Large U.S. Companies to Be Required to Provide Paid Time Off For COVID-19 Vaccinations, Recovery

The Biden administration is now requiring companies to offer paid time off for employees that receive COVID-19 vaccinations.

The Associated Press reports that the mandate will be applicable to all large companies. This new rule was proposed by the Occupational Safety and Health Administration (OSHA) and reviewed by the White House budget office.

OSHA's new rule is not only a move to increase vaccination rates across the country. It will also be a key part of a new federal rule that could determine how big a company has to be in order to require vaccination or regular testing. For this ruling, any company with over 100 employees is considered a large company.

"Covered employers must develop, implement, and enforce a mandatory COVID-19 vaccination policy," a Labor Department spokesperson said in a statement, "unless they adopt a policy requiring employees to choose either to get vaccinated or to undergo regular COVID-19 testing and wear a face covering at work."

OSHA's proposed policy will require large U.S.-based companies to provide their employees with paid time off to receive a COVID-19 vaccine and recover from vaccine side effects. Further updates will be released by the Biden administration in the coming days.

For more reporting from the Associated Press, see below.

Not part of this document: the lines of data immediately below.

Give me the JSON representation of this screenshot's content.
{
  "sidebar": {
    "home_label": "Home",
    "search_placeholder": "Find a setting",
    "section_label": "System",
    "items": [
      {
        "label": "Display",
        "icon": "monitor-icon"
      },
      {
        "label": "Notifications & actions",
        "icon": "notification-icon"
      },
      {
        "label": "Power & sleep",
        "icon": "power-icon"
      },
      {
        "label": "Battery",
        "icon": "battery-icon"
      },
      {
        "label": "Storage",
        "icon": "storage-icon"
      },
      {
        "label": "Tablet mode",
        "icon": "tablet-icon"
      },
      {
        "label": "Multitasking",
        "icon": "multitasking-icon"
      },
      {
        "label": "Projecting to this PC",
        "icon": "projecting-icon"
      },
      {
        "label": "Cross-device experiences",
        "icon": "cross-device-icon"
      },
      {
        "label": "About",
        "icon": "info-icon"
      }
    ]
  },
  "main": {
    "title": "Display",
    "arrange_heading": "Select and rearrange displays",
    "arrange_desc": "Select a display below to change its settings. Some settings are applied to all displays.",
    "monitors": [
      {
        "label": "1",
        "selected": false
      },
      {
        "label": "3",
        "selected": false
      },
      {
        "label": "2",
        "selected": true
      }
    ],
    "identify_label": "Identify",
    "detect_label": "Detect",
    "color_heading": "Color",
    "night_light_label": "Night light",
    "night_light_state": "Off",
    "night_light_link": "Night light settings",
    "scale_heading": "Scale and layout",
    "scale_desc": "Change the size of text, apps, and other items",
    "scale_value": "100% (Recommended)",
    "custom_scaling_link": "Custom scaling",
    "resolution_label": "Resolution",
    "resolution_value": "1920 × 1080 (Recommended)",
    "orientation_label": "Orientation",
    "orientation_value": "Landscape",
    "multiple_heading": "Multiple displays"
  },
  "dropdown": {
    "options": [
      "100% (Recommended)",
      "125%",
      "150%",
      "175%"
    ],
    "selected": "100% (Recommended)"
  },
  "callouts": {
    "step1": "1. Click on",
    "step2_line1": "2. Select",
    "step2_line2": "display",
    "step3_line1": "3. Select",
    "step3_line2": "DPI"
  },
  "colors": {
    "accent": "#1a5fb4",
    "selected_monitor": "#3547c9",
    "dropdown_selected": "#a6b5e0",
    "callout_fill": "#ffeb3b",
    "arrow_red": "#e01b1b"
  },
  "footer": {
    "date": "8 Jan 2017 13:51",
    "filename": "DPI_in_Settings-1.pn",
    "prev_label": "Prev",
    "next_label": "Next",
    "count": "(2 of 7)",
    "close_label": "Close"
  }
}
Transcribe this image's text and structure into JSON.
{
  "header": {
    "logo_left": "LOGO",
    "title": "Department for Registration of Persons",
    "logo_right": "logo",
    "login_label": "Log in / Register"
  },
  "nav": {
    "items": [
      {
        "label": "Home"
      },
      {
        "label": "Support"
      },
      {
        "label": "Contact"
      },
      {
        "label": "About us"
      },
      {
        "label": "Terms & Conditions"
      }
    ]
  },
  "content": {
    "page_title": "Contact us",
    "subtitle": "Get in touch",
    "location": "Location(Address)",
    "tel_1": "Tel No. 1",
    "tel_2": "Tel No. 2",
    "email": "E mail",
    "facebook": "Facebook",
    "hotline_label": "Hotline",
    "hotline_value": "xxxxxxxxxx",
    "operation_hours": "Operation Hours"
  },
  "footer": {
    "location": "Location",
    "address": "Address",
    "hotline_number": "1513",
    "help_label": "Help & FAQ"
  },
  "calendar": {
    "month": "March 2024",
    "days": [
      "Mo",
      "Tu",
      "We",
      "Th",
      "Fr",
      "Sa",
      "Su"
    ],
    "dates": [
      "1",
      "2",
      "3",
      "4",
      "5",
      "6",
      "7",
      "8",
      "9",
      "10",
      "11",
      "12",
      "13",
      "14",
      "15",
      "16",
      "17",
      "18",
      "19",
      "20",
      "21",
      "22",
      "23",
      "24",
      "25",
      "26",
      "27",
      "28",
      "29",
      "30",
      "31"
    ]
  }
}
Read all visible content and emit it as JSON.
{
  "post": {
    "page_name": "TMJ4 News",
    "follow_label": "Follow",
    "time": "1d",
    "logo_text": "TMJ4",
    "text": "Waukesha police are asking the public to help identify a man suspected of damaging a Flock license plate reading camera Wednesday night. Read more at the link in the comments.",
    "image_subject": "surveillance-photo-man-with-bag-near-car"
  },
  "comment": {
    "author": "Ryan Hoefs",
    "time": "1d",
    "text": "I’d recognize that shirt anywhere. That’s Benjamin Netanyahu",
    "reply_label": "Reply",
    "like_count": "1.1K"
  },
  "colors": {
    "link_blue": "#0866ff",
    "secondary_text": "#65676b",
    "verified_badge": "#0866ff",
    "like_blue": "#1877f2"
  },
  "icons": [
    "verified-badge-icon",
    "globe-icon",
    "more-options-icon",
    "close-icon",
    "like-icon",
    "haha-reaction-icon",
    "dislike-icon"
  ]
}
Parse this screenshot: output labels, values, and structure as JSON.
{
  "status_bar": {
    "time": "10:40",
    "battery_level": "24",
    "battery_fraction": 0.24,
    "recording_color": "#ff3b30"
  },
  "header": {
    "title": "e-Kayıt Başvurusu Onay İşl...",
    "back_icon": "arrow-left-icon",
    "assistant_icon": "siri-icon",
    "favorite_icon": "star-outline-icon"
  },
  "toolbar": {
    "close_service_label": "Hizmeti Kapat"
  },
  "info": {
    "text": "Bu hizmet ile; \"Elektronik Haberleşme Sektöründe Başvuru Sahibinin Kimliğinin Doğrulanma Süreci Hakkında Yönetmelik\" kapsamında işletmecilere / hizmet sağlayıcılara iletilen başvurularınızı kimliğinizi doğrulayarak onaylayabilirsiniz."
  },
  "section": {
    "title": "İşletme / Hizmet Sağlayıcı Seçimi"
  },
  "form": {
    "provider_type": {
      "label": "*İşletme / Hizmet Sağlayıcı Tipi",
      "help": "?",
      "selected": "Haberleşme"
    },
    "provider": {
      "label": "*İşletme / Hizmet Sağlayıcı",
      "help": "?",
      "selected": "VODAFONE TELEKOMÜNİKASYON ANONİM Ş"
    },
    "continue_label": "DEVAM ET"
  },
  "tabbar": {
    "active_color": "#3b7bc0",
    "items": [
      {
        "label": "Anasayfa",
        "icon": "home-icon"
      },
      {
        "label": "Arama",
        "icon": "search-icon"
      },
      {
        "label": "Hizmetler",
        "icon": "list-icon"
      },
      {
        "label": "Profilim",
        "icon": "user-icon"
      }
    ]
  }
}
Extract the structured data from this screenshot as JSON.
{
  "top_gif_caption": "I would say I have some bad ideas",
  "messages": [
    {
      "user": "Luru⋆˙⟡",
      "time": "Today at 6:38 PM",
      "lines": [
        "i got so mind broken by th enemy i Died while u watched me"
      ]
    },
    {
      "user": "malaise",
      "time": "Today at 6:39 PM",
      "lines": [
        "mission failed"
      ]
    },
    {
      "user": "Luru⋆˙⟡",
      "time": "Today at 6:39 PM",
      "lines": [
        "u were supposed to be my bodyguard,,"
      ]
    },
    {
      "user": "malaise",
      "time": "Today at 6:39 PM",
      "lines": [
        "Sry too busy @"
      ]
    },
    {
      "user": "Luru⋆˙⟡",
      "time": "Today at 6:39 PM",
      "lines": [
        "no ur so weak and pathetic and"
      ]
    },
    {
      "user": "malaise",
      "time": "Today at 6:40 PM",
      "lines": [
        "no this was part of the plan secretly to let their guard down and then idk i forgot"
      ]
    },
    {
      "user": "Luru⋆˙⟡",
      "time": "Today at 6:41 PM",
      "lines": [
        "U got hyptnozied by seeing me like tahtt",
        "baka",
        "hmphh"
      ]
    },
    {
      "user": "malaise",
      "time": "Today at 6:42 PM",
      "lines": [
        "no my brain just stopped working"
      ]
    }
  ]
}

Paid Time Off for Vaccination
A syringe is prepared with the Pfizer COVID-19 vaccine at a clinic at the Reading Area Community College in Reading, PA. U.S. companies with over 100 staffers could now be required to provide paid time off for employees to receive and recover from the vaccine. AP Photo/Matt Rourke, File

The White House budget office has completed its review of the rule being written by the Occupational Safety and Health Administration, which is expected to be released this week.

The rule – issued under emergency standards to respond to the pandemic -- will cover firms with 100 or more employees, regardless of how many are located in any particular spot.

The official said that the Office of Management and Budget completed its review of the OSHA rule on Monday, and the rule will be published in the Federal Register "in the coming days."

The spokesperson declined to give further details, saying that the administration "will provide further updates when we have more information. "

Separately, the administration will give federal contractors broad authority on how to treat employees who refuse to be vaccinated, according to guidelines that the White House issued Monday.

Under an executive order that President Joe Biden issued in September, contractors have until Dec. 8 to ensure that employees are fully vaccinated. The order has met resistance from some workers at large employers with federal contracts, including American Airlines and Southwest Airlines. The CEO of Southwest said his airline would not fire anybody for refusing to get the shots.